If it all correlates, then the same direct line that runs through the proper amount of rest and his effectiveness should also run through what is a velocity that is capable of success, which when he was rested last year appears to be 92 MPH. Since rest is pretty arbitrary and his effectiveness can't be determined until after the fact, shouldn't we just determine if we want to go forward with him based on his velocity which has already shown to be an effective gauge of his success?

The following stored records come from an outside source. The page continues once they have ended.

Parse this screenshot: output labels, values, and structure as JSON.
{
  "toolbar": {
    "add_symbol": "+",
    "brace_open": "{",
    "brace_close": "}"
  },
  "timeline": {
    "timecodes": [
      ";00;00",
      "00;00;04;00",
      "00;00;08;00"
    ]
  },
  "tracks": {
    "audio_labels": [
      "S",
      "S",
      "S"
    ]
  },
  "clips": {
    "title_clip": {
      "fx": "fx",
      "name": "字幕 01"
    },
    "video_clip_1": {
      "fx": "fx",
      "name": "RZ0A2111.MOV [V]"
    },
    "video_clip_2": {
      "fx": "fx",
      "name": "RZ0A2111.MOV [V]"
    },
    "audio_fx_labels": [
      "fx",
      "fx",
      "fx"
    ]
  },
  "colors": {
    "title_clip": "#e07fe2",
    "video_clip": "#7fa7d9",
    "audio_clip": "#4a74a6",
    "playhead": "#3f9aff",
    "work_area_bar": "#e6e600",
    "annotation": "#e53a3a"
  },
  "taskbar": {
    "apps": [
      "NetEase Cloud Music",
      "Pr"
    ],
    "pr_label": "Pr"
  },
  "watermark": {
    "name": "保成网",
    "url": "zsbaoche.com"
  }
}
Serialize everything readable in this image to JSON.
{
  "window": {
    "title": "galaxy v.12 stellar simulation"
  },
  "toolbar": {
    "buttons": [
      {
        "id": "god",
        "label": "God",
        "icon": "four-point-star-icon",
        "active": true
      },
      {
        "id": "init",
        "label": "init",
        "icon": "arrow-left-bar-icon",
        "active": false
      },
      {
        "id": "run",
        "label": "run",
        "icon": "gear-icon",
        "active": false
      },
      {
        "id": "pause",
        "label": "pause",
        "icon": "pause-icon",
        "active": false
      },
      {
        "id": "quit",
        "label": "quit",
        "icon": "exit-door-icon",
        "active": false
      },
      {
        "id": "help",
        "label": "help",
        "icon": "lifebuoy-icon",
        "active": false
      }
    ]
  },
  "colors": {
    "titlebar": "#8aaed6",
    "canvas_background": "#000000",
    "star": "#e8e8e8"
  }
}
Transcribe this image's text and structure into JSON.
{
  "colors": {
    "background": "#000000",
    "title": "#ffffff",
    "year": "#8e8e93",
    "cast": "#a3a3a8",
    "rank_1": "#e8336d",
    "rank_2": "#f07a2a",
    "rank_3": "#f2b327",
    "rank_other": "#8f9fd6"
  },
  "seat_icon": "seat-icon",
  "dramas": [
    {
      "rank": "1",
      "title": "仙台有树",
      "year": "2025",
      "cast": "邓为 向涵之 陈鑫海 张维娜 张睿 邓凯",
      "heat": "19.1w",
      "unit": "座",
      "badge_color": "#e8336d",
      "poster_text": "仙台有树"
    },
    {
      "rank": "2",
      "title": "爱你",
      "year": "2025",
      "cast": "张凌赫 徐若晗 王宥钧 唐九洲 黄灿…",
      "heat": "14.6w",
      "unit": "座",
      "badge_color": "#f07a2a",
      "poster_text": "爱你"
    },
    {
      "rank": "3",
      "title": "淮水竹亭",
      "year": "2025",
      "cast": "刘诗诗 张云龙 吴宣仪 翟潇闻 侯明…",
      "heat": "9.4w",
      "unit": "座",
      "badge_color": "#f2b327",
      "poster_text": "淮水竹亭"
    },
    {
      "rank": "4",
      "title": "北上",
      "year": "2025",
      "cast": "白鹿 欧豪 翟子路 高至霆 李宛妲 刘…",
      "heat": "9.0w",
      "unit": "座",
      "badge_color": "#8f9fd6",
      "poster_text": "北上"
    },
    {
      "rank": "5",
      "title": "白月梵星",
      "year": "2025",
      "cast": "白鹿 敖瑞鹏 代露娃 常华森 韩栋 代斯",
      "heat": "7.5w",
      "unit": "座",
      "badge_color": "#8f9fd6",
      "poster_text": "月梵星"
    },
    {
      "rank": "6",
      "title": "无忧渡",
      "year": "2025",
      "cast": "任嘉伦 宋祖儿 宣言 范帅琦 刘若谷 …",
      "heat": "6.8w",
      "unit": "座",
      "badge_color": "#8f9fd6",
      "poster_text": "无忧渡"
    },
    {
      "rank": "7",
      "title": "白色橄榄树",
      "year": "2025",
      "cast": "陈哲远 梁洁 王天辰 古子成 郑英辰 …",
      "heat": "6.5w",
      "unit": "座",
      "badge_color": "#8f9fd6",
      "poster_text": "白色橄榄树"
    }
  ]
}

I'm right there with you Nick. The only thing I care about during his rehab stint is velocity readings. Getting AAA hitters out shouldn't be much of a challenge for an 8 year MLB vet... I don't think his outcome is a good indicator whether he's ready or not. If the velocity doesn't come back, I'm afraid we have another Phil Hughes situation. Reed's secondary offerings aren't good enough to overcome a straight 90 MPH fastball.